The House has barred its members from such corporate boards only since January. The new Democratic majority changed the rules largely in response to the case of Republican Rep. Chris Collins of New York, charged a year ago with fraud, conspiracy and lying to the FBI in an alleged insider stock trading scheme involving Innate Immunotherapeutics, a biotech company where he was a board member. (Collins was re-elected last fall and is set to go on trial in February.)
The rules change resolution also set up a pair of House members to help the Ethics Committee recommend by the end of the year whether members and their aides should also be restricted from holding other outside positions.
Issue One is the leading cross-partisan political reform group in Washington. We unite Republicans, Democrats, and independents in the movement to fix our broken political system. We believe we are uniquely positioned to seize this historic opportunity and win bold, national political reforms — to strengthen ethics laws, reduce the influence of big money on politics, modernize elections and end the pay-to-play culture in Washington. Our Reformers Caucus of more than 200 Republican and Democratic former members of Congress, Cabinet officials, and governors is the largest bipartisan coalition of its kind ever assembled to advocate for solutions to fix our democracy.
Plenty of the special fundraising committees that members of Congress are supposed to use to help their congressional peers continue to be used instead as slush funds for their own fancy eats and fun in the sun, a new report concludes.
"All Expenses Still Paid" was issued Wednesday by a pair of campaign finance reform advocacy groups, Issue One and the Campaign Legal Center, that have done several previous studies of the behavior of leadership political action committees, which lawmakers establish separately from their re-election organizations with the stated aim of raising money to be donated to the House or Senate campaigns of their political allies. (The Fulcrum is being incubated by Issue One but is journalistically independent.)
But less than half of the money spent by all leadership PACs in recent years has actually gone toward contributions to other candidates and political groups, the groups found. Instead:

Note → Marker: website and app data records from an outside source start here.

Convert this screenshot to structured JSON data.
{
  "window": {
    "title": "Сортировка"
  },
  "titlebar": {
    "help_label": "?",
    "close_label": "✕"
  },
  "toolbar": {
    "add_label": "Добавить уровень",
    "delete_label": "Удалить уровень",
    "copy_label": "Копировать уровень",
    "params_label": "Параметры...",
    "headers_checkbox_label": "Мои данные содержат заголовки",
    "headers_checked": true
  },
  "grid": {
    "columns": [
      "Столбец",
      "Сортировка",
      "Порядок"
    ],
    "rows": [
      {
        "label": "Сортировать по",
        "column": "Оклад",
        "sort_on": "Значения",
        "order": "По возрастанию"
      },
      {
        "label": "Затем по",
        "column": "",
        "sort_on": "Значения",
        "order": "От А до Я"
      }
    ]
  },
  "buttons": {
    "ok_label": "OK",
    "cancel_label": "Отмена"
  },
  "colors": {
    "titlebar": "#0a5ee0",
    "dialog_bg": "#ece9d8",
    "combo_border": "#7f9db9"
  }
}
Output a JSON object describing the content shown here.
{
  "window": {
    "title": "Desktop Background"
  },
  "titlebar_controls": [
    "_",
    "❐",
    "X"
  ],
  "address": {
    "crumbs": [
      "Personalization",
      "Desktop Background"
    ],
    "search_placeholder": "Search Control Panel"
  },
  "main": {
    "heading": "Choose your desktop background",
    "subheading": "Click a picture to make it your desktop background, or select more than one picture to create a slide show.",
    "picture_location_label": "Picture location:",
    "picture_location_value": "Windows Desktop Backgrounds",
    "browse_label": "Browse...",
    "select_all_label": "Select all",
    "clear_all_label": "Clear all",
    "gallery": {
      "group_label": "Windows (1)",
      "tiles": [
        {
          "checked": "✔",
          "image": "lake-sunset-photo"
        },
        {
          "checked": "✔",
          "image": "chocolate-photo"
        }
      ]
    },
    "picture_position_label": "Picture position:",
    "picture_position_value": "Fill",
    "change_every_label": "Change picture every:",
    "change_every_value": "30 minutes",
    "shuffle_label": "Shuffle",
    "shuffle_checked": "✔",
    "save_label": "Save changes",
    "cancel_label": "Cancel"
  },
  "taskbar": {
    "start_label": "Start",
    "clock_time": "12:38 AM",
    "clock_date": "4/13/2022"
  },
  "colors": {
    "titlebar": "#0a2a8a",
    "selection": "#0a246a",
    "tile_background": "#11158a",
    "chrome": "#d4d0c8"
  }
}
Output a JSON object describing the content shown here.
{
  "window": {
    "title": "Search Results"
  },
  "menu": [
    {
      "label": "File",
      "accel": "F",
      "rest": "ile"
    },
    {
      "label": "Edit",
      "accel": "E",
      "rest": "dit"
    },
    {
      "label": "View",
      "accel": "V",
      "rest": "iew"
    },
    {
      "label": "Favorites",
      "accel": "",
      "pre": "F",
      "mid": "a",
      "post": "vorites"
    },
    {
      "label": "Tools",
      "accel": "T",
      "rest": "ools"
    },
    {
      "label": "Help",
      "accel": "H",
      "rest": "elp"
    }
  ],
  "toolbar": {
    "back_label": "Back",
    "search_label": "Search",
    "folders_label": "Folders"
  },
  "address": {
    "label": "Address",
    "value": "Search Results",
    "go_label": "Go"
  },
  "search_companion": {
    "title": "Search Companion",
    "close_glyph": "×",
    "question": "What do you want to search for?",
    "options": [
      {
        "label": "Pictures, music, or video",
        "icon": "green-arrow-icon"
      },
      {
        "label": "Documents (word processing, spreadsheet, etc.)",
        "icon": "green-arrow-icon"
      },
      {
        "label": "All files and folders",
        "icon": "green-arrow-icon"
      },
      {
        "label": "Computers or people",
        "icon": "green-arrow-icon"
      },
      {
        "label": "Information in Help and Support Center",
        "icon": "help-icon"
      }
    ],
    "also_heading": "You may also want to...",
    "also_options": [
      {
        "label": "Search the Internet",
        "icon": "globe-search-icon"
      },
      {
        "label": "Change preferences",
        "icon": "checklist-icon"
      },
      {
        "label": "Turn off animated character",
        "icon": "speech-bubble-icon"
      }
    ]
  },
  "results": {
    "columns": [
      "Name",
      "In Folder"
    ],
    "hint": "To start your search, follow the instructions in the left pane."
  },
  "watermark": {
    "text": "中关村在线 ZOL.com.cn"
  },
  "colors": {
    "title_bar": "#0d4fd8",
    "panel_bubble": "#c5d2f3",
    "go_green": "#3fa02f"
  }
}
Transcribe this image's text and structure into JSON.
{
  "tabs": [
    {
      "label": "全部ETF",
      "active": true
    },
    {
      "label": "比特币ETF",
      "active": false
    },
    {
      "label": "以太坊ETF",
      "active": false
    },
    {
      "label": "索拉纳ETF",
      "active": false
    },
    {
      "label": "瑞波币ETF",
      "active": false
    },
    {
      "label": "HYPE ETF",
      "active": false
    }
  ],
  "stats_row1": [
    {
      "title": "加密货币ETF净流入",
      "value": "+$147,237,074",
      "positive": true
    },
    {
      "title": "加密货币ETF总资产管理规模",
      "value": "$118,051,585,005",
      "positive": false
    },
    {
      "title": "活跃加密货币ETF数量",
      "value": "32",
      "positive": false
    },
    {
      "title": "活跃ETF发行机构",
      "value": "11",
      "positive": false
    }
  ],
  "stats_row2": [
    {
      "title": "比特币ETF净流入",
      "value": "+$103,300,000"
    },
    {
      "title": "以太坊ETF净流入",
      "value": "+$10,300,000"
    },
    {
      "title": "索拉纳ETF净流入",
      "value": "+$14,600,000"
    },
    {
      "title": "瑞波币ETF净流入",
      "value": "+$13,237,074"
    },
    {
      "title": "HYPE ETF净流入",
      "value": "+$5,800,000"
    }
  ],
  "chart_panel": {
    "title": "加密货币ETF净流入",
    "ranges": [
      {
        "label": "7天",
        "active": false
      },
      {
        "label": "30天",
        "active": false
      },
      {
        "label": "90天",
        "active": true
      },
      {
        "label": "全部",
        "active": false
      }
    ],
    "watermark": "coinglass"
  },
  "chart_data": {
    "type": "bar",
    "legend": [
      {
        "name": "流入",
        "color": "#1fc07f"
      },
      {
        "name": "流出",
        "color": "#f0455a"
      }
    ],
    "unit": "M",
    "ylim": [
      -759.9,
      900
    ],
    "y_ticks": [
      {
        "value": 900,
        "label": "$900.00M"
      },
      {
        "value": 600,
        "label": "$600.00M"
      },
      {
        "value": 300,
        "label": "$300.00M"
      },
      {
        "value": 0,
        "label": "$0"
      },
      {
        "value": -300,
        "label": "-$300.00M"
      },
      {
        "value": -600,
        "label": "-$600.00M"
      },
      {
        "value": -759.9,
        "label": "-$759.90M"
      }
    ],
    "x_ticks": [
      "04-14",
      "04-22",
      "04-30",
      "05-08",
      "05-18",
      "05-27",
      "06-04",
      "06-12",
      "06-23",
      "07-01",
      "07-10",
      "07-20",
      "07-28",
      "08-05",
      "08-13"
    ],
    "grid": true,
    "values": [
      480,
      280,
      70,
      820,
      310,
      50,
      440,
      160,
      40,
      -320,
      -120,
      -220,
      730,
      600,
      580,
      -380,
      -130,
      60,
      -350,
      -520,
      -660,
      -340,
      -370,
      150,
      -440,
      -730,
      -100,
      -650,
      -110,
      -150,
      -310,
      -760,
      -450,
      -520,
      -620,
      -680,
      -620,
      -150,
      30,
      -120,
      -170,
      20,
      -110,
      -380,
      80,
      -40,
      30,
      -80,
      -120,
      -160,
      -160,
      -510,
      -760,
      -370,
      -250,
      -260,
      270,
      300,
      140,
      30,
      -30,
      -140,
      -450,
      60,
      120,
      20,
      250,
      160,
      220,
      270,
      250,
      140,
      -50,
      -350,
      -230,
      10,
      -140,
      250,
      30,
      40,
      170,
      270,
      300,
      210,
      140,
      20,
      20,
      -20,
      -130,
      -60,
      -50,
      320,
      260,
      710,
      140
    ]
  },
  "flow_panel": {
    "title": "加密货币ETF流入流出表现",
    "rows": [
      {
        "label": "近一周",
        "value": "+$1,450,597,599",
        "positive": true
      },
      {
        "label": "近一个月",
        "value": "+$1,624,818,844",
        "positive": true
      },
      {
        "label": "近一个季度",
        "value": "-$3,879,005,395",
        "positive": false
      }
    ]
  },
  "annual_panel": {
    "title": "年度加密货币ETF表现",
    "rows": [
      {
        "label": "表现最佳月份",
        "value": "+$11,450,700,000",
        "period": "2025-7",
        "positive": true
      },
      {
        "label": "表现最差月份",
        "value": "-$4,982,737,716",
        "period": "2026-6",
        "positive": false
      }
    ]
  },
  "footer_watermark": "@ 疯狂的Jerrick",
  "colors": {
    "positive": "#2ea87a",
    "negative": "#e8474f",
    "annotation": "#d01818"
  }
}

- Members used their leadership PACs to spend more than $87,000 in the last three months of 2018 at upscale restaurants near Capitol Hill, including 13 members who spent $16,939 at Charlie Palmer Steak.
- Four members spent a combined $113,000 through leadership PACs last fall at Sea Island, a luxury resort in Georgia, while three others spent almost $73,000 at Kiawah Golf Resort just up the coast in South Carolina.
- Among the members called out in the report were Republican Rep. George Holding of North Carolina, who directed only 18 percent of the $321,000 he spent between January 2017 and December 2018 to other candidates and political groups. Only 32 percent of the spending by the leadership committee of Democratic Rep. Gregory Meeks of New York during this same period went to candidates and political groups.
Legislation, introduced in the House in January, would extend to leadership committees the personal use ban that applies to campaign committees. No action has been taken on it.